The Francis Report

Although the situations considered in the Francis report are shocking, the situation they describe is all too familiar. The scandalous ill-treatment of patients was a recurring problem of long-stay institutions – reflected for example in Sans Everything (1967) and a string of scandals in mental institutions, detailed at length in J Martin, Hospitals in Trouble (1984), a book cited in this inquiry report. Nearly thirty five years ago, as a student, I was given an advance copy of the Normansfield report by Brian Abel-Smith; it described how patients were restricted and neglected, and the upper echelons of NHS management did nothing about it. David Ennals explained, in Parliament: “… the report makes clear that there were many people who knew just what the position was. Some of them were in positions of authority with power to act but they failed.” In other words, we have been here before. The main difference is that this time it’s in acute care.

Unfortunately, the Francis report does not point to the way out of the problems. There are some hard-hitting passages – given the findings, there had to be – but there’s an awful lot of words in between. At nearly 1800 pages, the report is rather badly written – indiscriminate, repetitive, with some slushy, mystical twaddle about leadership (the stuff about it being a quality of the ‘spirit’ is in there twice) and an 125-page “Executive Summary” (someone should have taken the learned chairman into a corner and explained what that phrase is supposed to mean). The review of evidence in volume 1 is generally good; Volume 2 spends several hundred pages reviewing what regulatory and supervisory agencies did not do, and is interminable; the review of general issues in volume 3 is long, prescriptive and often preachy. The sheer number of words guarantees however that it won’t be read.

The stuff on leadership presents the most obvious problem. This report uses the word more than 800 times, referring to leadership haphazardly whenever it wants to think about the position of people in charge, senior management, ward management, roles in professional settings, personal qualities, motivation, or relationships with juniors. The poisonous cult of leadership, and the assumption that people in charge should energetically push others to share their values and aims, is part of what’s created this mess in the first place.

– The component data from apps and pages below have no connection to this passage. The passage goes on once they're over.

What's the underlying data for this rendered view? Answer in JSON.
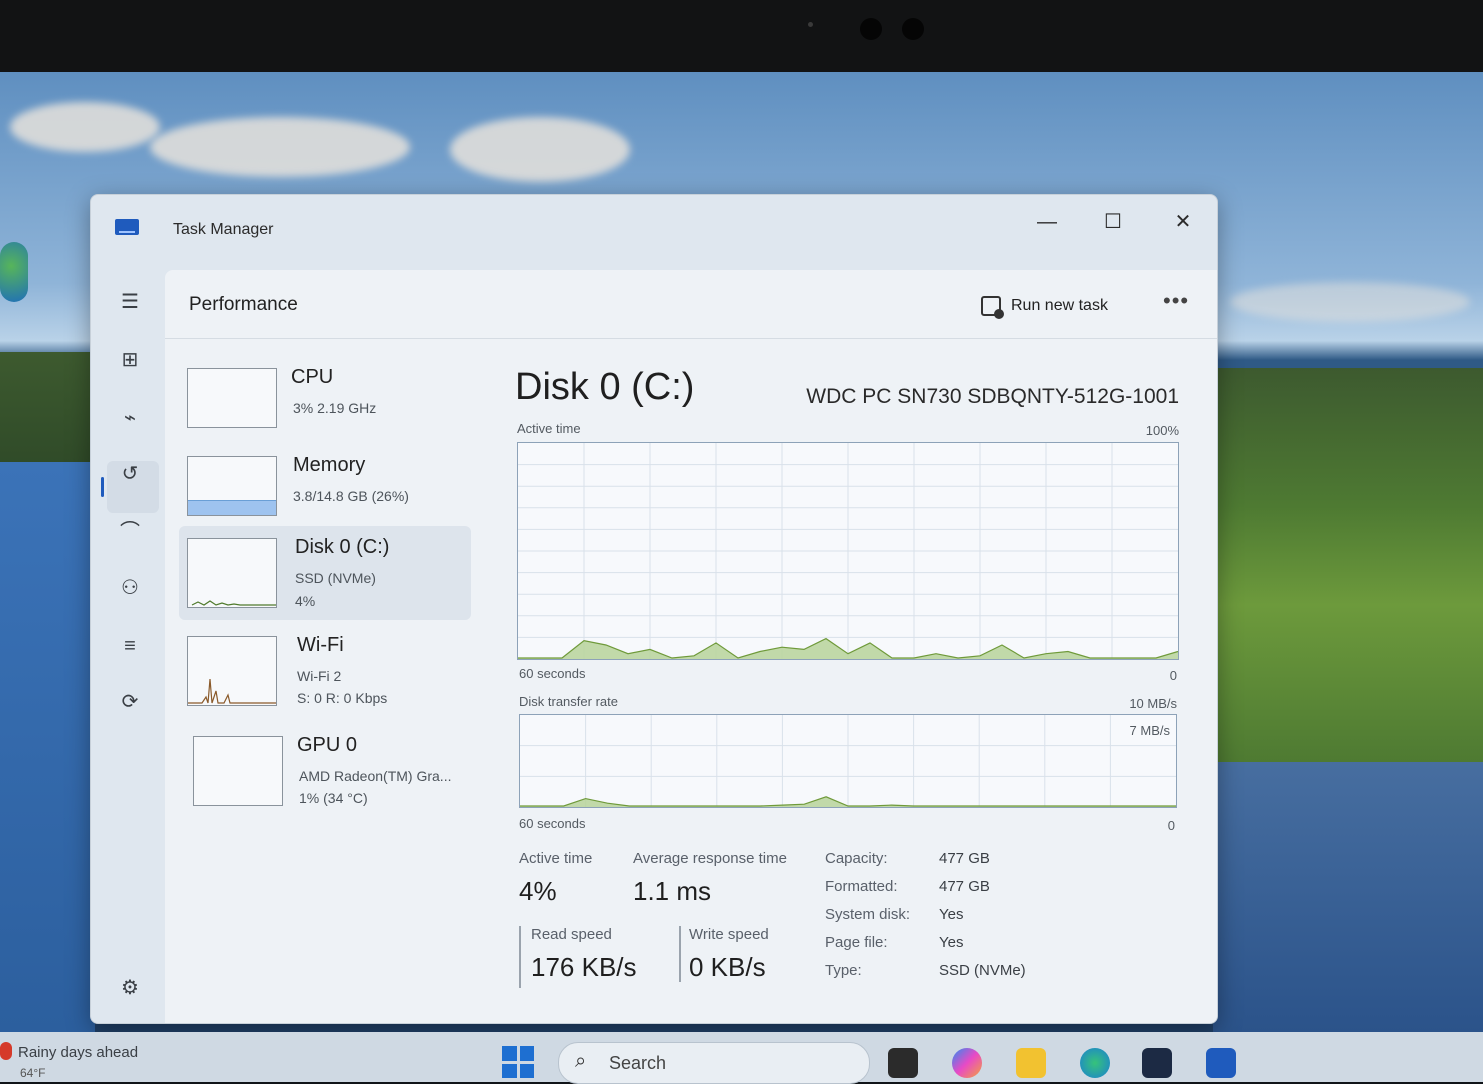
{
  "window": {
    "title": "Task Manager",
    "controls": {
      "minimize": "—",
      "maximize": "☐",
      "close": "✕"
    }
  },
  "header": {
    "page_title": "Performance",
    "run_new_task": "Run new task",
    "more": "•••"
  },
  "sidebar": {
    "icons": [
      "menu-icon",
      "processes-icon",
      "performance-icon",
      "app-history-icon",
      "startup-icon",
      "users-icon",
      "details-icon",
      "services-icon",
      "settings-icon"
    ]
  },
  "devices": [
    {
      "name": "CPU",
      "line1": "3% 2.19 GHz",
      "line2": ""
    },
    {
      "name": "Memory",
      "line1": "3.8/14.8 GB (26%)",
      "line2": "",
      "fill_percent": 26
    },
    {
      "name": "Disk 0 (C:)",
      "line1": "SSD (NVMe)",
      "line2": "4%"
    },
    {
      "name": "Wi-Fi",
      "line1": "Wi-Fi 2",
      "line2": "S: 0 R: 0 Kbps"
    },
    {
      "name": "GPU 0",
      "line1": "AMD Radeon(TM) Gra...",
      "line2": "1% (34 °C)"
    }
  ],
  "detail": {
    "title": "Disk 0 (C:)",
    "model": "WDC PC SN730 SDBQNTY-512G-1001",
    "chart1": {
      "label": "Active time",
      "max": "100%",
      "time": "60 seconds",
      "zero": "0"
    },
    "chart2": {
      "label": "Disk transfer rate",
      "max": "10 MB/s",
      "mid": "7 MB/s",
      "time": "60 seconds",
      "zero": "0"
    },
    "stats": {
      "active_time_label": "Active time",
      "active_time_value": "4%",
      "avg_response_label": "Average response time",
      "avg_response_value": "1.1 ms",
      "read_speed_label": "Read speed",
      "read_speed_value": "176 KB/s",
      "write_speed_label": "Write speed",
      "write_speed_value": "0 KB/s"
    },
    "properties": [
      {
        "key": "Capacity:",
        "value": "477 GB"
      },
      {
        "key": "Formatted:",
        "value": "477 GB"
      },
      {
        "key": "System disk:",
        "value": "Yes"
      },
      {
        "key": "Page file:",
        "value": "Yes"
      },
      {
        "key": "Type:",
        "value": "SSD (NVMe)"
      }
    ]
  },
  "taskbar": {
    "weather_text": "Rainy days ahead",
    "weather_temp": "64°F",
    "search_placeholder": "Search"
  },
  "chart_data": [
    {
      "type": "area",
      "title": "Active time",
      "ylim": [
        0,
        100
      ],
      "x": [
        0,
        2,
        4,
        6,
        8,
        10,
        12,
        14,
        16,
        18,
        20,
        22,
        24,
        26,
        28,
        30,
        32,
        34,
        36,
        38,
        40,
        42,
        44,
        46,
        48,
        50,
        52,
        54,
        56,
        58,
        60
      ],
      "values": [
        0,
        0,
        0,
        8,
        6,
        2,
        4,
        0,
        1,
        7,
        0,
        3,
        5,
        4,
        9,
        2,
        7,
        0,
        0,
        2,
        0,
        1,
        6,
        0,
        2,
        3,
        0,
        0,
        0,
        0,
        3
      ]
    },
    {
      "type": "area",
      "title": "Disk transfer rate",
      "ylim": [
        0,
        10
      ],
      "x": [
        0,
        2,
        4,
        6,
        8,
        10,
        12,
        14,
        16,
        18,
        20,
        22,
        24,
        26,
        28,
        30,
        32,
        34,
        36,
        38,
        40,
        42,
        44,
        46,
        48,
        50,
        52,
        54,
        56,
        58,
        60
      ],
      "values": [
        0,
        0,
        0,
        0.8,
        0.3,
        0,
        0,
        0,
        0,
        0,
        0,
        0,
        0.1,
        0.2,
        1.0,
        0,
        0,
        0.1,
        0,
        0,
        0,
        0,
        0,
        0,
        0,
        0,
        0,
        0,
        0,
        0,
        0
      ]
    }
  ]
}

What the report is really describing is systemic failure, and systemic failure cannot be responded to through on an individualistic basis without gaps being left.

Another way to pay for welfare

The veteran US journalist, George Will, has commented that there seems to be a new political consensus in the US: that “we should have a large, generous welfare state and not pay for it.” There is an uncomfortable truth in that observation, and it prompted me to think about whether there might not be ways to square the circle – to provide welfare without seeming to pay for it.

There are lots of ways of raising money besides taxation: they include mutualist contributions (many welfare systems are non-governmental), voluntary payments (e.g. lotteries), nationalisation and sequestration (governments can, and do, claim or confiscate resources), and raising other government revenue (e.g. returns on investment, profits on government enterprise, or the sale of resources). The last of these categories is possibly the most interesting: if governments can make a profit, for example out of banking, energy or telecommunications, the money can be used for the common good. The Alaska Permanent Fund – possibly a model for Scotland – has allowed the State of Alaska to save resources for the long-term benefit of its people. It appears to be a principle that even American Republicans can accept. But we seem in Europe to have set our face against the idea that a government can legitimately take profits in order to benefit its citizens.